A garage can also be your temporary storage — kind of a staging area where you put things while you decide that to do with them. That keeps the rest of your home clear and allows you to make thoughtful decisions about what to keep or get rid off. Some people would argue it allows you to be indecisive, maybe even flirt with hoarding, but that’s another story.
The thing I miss most is having a place to permanently keep my tools, and work on my motorcycle. I now live in a big apartment building that has a communal garage. The garage is really just a big, dark, cold place to park. There aren’t very many power outlets available, and that makes things like running an air compressor or a battery charger quiet a challenge.

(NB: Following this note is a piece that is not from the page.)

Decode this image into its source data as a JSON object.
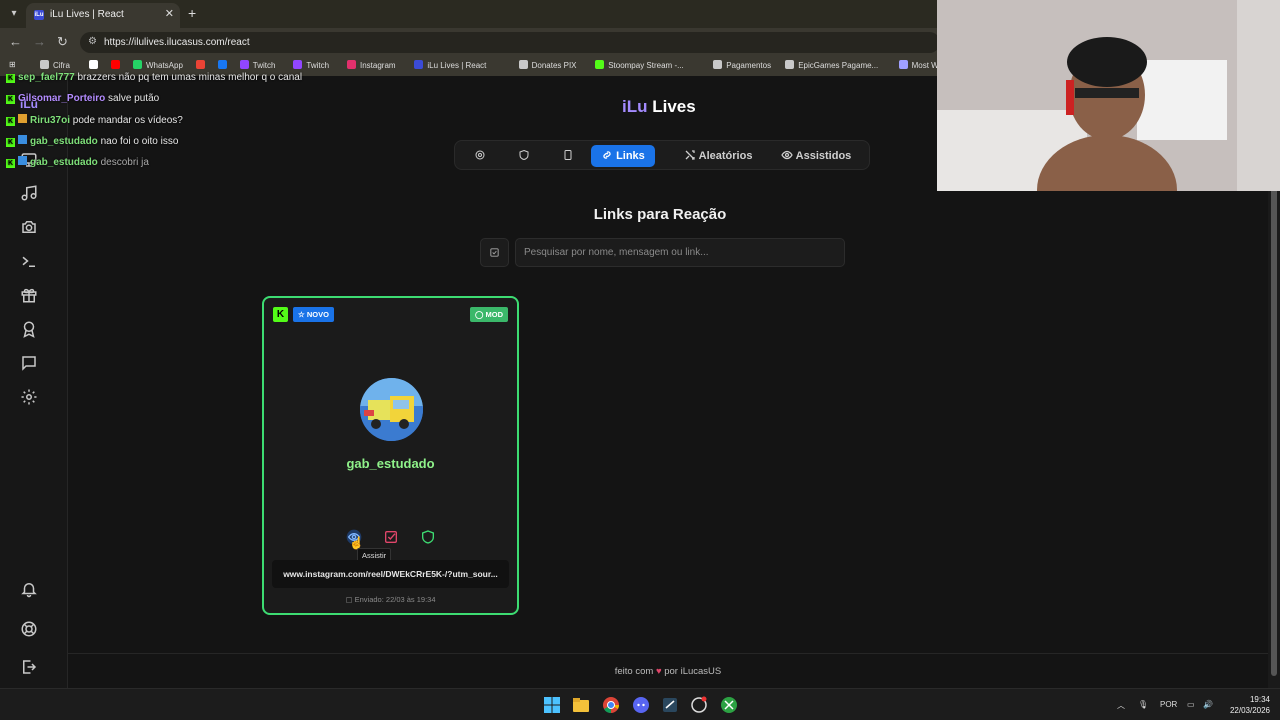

Flat tires and dead batteries are significant problems, and I’ve spent considerable time and energy worrying about and dealing with both.
There was a time when Connie, my motorcycle, was my daily commuting vehicle. I put 20,000 miles on her in the first two years. Now, I go weeks, sometimes months, between rides. The times between rides causes Connie’s battery to die. When she won’t start, Connie turns from a beautiful motorcycle into a 700 lbs. problem. Right now I have that problem, and I need to address it in a meaningful way.
I’ve figured out the necessary battery charger and just ordered it from Amazon for $70. I’ve located a power outlet in the garage, and I’ve pushed Connie to within 30 yards of it. Now I need to get a long extension cord and a bag of zip ties. I’m planning to rout the heavy, orange extension cord through a series of overhead rafters, down a dark concrete wall and along the backside of a guardrail. I have to do it in such a way that most people won’t even notice it’s there, and those who do will hopefully leave it alone, because I’ll make it look like it is supposed to be there. The goal is to get power within a few feet of where Connie is parked, get her battery charged, and then figure out how often I’ll need to do it on a recurring schedule.
Once again, I’m wondering if all this effort is worth it. Maybe the time has come to sell Connie. That thought is both welcome and terrible in the same moment.